== Task requirements ==
Look over the entries below. Report how many lines hold the word "prefix", and only that.

== Stored entries ==

▽

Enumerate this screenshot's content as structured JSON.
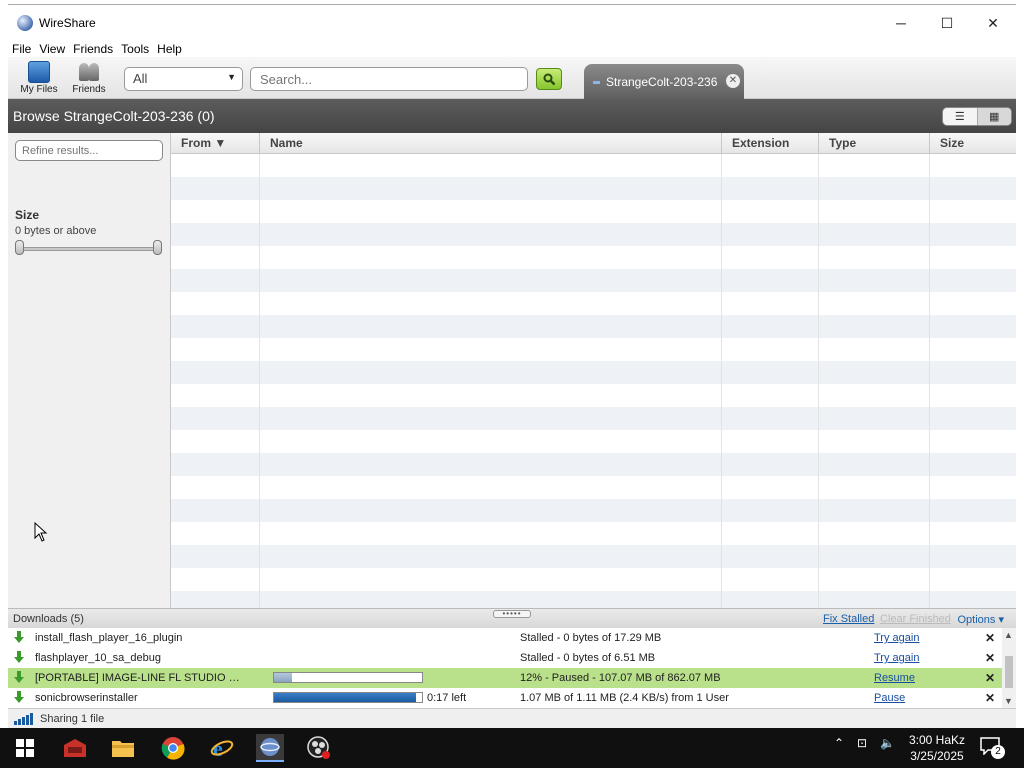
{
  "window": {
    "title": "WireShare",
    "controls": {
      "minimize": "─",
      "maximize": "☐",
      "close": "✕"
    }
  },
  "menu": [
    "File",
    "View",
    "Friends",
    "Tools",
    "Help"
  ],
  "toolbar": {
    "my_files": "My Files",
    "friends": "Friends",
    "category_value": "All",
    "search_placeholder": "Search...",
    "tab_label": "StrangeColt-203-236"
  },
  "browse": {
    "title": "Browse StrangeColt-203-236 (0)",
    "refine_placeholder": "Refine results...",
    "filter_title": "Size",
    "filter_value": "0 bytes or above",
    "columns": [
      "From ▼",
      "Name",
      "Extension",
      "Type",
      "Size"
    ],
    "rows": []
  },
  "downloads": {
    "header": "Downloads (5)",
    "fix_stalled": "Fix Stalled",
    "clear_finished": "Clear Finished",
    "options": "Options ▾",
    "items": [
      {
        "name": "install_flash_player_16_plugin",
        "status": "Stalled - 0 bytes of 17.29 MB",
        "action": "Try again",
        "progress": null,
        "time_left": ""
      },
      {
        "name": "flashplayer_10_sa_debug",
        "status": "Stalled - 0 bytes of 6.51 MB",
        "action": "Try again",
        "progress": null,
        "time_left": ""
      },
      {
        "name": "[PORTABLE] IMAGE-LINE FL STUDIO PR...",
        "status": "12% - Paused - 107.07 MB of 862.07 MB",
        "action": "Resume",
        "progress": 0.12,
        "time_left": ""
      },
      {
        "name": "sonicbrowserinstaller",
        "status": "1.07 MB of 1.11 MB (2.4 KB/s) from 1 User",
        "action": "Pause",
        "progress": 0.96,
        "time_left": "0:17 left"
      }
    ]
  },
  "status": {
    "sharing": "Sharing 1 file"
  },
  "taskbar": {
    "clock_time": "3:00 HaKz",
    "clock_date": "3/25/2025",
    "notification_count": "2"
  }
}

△
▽

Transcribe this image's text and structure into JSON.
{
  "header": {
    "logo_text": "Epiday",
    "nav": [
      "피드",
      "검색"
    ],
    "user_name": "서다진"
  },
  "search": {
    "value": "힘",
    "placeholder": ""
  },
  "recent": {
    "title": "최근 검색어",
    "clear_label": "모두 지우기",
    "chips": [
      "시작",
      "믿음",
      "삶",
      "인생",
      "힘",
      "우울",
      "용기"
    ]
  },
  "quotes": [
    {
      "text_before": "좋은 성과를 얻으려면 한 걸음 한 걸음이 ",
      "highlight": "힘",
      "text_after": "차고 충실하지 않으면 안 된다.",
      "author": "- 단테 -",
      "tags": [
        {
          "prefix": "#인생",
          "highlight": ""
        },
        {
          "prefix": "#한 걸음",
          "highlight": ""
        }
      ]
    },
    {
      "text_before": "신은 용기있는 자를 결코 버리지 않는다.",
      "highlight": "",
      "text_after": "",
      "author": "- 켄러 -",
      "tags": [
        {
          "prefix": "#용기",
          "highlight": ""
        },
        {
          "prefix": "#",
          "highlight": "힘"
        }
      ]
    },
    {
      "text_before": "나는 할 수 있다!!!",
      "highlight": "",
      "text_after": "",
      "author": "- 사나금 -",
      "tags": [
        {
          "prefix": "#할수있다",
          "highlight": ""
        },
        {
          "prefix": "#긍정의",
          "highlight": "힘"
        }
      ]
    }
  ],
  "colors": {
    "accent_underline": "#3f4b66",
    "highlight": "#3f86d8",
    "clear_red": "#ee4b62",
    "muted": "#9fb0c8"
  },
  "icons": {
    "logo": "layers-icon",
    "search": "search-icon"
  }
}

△
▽

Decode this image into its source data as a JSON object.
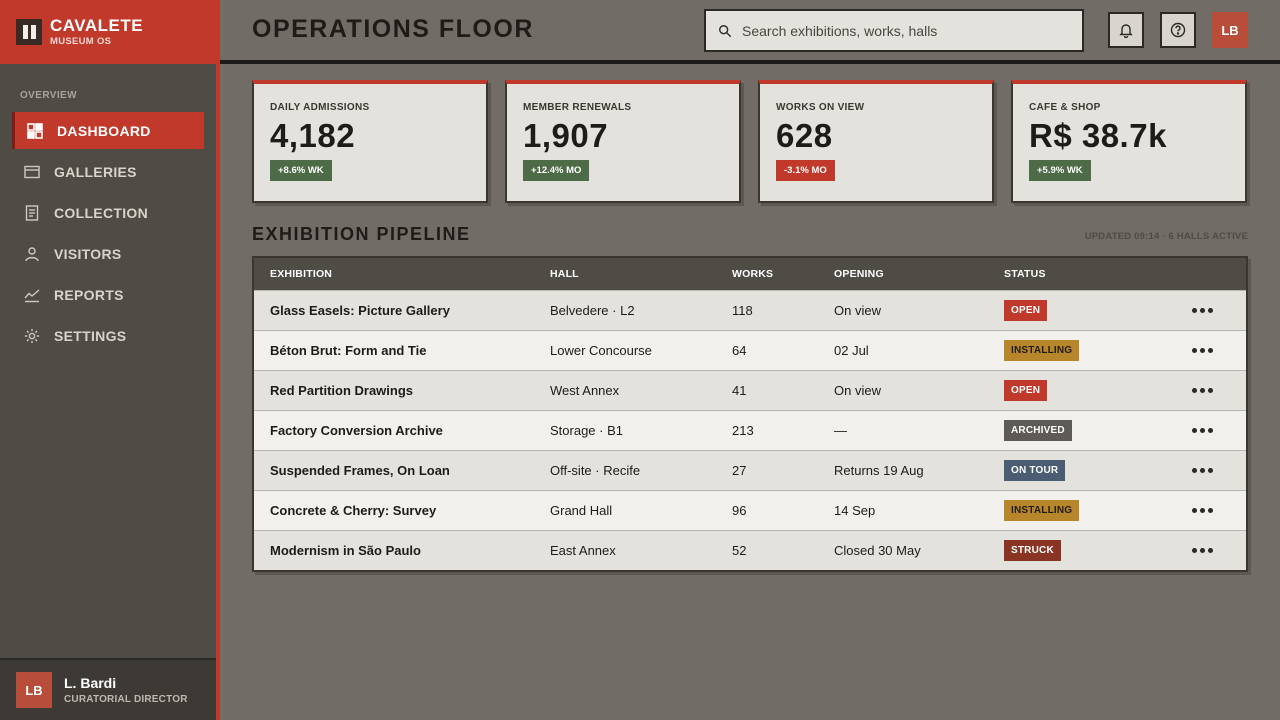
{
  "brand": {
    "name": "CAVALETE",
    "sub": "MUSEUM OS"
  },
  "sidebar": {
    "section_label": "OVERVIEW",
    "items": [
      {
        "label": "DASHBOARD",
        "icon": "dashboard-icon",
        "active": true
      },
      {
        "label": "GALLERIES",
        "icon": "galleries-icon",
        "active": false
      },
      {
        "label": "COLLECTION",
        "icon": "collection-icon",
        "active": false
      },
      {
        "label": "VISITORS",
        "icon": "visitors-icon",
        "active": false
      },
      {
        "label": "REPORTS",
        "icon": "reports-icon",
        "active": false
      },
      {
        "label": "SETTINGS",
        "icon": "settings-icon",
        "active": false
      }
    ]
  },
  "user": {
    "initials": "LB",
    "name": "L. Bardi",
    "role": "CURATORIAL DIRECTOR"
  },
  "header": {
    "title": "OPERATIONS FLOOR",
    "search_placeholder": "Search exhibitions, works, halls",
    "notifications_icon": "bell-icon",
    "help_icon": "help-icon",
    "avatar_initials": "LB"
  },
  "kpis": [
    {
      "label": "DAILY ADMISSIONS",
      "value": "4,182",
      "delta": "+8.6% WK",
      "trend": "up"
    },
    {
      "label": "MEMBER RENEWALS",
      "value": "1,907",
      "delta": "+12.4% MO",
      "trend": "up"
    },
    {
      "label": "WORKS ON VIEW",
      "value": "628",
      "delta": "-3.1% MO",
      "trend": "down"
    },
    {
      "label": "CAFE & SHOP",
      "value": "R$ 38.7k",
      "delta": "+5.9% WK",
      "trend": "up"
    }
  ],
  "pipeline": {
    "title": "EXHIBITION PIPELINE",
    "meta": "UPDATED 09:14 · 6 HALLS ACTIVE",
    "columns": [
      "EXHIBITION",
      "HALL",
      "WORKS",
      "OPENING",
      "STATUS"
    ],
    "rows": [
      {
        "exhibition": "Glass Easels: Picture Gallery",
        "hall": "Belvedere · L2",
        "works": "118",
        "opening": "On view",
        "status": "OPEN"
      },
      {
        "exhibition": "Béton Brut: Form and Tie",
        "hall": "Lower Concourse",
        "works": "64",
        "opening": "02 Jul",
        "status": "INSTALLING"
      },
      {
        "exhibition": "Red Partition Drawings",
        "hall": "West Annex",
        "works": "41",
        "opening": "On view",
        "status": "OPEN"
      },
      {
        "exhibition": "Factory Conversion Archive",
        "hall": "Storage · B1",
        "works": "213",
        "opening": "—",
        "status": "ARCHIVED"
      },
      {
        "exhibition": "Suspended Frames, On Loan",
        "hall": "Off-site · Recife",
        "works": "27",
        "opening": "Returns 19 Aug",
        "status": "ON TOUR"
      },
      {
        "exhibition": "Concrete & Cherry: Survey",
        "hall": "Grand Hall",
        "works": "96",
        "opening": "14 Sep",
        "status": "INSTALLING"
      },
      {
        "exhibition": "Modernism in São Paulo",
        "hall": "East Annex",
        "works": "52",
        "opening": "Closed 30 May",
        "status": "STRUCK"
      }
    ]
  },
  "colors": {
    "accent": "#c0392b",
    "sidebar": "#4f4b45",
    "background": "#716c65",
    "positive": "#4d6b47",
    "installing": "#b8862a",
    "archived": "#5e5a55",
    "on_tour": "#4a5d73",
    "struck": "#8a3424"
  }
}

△

== Reply ==
6